Allows Tracking of Environmental Changes
Google has unveiled an online technology that allows scientists and researchers to track and measure changes to the environment
using 25 years worth of satellite data. Google Earth Engine
, introduced during climate talks in Cancun, utilizes “trillions of scientific measurements” collected by NASA’s
Tree cover in Mexico

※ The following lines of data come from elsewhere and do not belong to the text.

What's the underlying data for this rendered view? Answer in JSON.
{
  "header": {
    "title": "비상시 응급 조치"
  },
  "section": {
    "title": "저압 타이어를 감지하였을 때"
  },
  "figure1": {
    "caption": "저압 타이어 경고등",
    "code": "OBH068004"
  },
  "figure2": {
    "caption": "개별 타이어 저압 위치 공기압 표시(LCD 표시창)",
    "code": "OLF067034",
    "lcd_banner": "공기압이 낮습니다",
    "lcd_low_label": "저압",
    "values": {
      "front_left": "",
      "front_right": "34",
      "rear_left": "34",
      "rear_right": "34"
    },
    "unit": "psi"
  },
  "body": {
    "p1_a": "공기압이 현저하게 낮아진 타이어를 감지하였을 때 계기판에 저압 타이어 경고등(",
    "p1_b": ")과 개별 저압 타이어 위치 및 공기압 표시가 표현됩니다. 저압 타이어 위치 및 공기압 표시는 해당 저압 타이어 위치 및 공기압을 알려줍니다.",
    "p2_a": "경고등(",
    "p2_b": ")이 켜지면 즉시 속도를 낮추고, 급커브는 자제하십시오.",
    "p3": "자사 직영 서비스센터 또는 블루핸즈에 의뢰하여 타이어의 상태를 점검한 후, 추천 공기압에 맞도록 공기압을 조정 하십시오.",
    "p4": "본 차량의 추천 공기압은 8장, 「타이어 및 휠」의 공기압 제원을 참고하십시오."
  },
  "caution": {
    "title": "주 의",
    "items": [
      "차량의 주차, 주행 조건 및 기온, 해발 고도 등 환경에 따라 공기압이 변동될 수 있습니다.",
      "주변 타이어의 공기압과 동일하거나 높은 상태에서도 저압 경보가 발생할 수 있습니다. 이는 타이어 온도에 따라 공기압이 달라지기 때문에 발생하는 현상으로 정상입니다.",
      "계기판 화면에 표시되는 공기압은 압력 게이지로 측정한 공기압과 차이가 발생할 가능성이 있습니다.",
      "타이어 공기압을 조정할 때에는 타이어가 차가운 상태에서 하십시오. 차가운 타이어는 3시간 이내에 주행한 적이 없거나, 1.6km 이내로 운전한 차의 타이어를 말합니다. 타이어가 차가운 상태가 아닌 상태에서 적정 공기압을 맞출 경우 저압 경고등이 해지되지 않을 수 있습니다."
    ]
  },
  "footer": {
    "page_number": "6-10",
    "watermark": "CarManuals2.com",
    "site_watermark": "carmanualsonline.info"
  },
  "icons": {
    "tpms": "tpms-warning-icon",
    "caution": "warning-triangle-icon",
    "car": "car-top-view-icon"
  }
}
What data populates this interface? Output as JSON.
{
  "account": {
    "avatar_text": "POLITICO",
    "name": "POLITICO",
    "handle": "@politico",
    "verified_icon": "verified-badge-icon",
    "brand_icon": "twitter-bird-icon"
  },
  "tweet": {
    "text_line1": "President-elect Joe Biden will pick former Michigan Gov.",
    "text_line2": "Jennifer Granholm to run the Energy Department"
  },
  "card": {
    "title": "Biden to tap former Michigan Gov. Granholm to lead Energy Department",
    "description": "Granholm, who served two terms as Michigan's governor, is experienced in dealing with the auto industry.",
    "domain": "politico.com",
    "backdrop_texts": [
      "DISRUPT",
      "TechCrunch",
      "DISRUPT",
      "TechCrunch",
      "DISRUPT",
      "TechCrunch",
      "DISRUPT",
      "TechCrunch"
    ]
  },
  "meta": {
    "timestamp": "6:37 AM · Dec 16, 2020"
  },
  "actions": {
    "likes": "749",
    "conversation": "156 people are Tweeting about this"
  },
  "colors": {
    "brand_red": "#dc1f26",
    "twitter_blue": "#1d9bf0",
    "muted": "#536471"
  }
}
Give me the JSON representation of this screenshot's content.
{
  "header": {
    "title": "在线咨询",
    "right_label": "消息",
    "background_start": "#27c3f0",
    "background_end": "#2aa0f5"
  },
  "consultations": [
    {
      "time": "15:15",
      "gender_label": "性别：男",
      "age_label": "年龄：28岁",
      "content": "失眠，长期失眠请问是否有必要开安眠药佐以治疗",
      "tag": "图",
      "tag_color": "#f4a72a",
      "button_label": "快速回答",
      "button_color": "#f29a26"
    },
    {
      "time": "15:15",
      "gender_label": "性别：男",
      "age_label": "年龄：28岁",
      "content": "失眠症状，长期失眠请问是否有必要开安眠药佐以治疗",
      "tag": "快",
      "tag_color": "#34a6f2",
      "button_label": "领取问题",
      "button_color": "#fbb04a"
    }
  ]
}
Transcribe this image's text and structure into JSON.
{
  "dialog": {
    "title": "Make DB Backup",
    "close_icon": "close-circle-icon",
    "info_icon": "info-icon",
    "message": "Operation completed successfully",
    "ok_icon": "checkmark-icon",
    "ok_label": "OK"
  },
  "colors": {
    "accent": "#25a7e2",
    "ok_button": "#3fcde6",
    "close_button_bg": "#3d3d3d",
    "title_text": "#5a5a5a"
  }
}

LANDSAT satellite, the company said. Google is already working on applications for tracking deforestation and mapping land use trends, including the creation of the most comprehensive scale map of Mexico’s forest and water resources ever made. That project alone would have taken three years to process using a single computer, Google officials say, but took just one day using Google Earth Engine. “No one has ever been able to analyze that entire data set for Mexico, or even come close,” said Rebecca Moore, the project’s engineering manager. Google says it will offer 20 million CPU hours free to developing nations and scientific organizations to utilize the platform, which could emerge as a critical tool in the enforcement of such land management initiatives as the UN’s REDD program in which wealthier nations pay developing nations to preserve rainforests.
Yale Environment 360 is
a publication of the
Yale School of Forestry
& Environmental Studies
Yale Environment 360
articles are now available in Spanish and Portuguese on Universia
, the online educational network. Visit the site.
Business & Innovation
Policy & Politics
Pollution & Health
Science & Technology
Antarctica and the Arctic
Central & South America
Photographer Robert Wintner documents the exquisite beauty and biodiversity of Cuba’s unspoiled coral reefs. View the gallery.
is now available for mobile devices at e360.yale.edu/mobile
The Warriors of Qiugang
, a Yale Environment 360
video, chronicles a Chinese village’s fight against a polluting chemical plant. It was nominated for a 2011 Academy Award for Best Documentary Short.
Watch the video.
Top Image: aerial view of Iceland
. © Google & TerraMetrics.
A three-part series Tainted Harvest
looks at the soil pollution crisis in China, the threat it poses to the food supply, and the complexity of any cleanup. Read the series.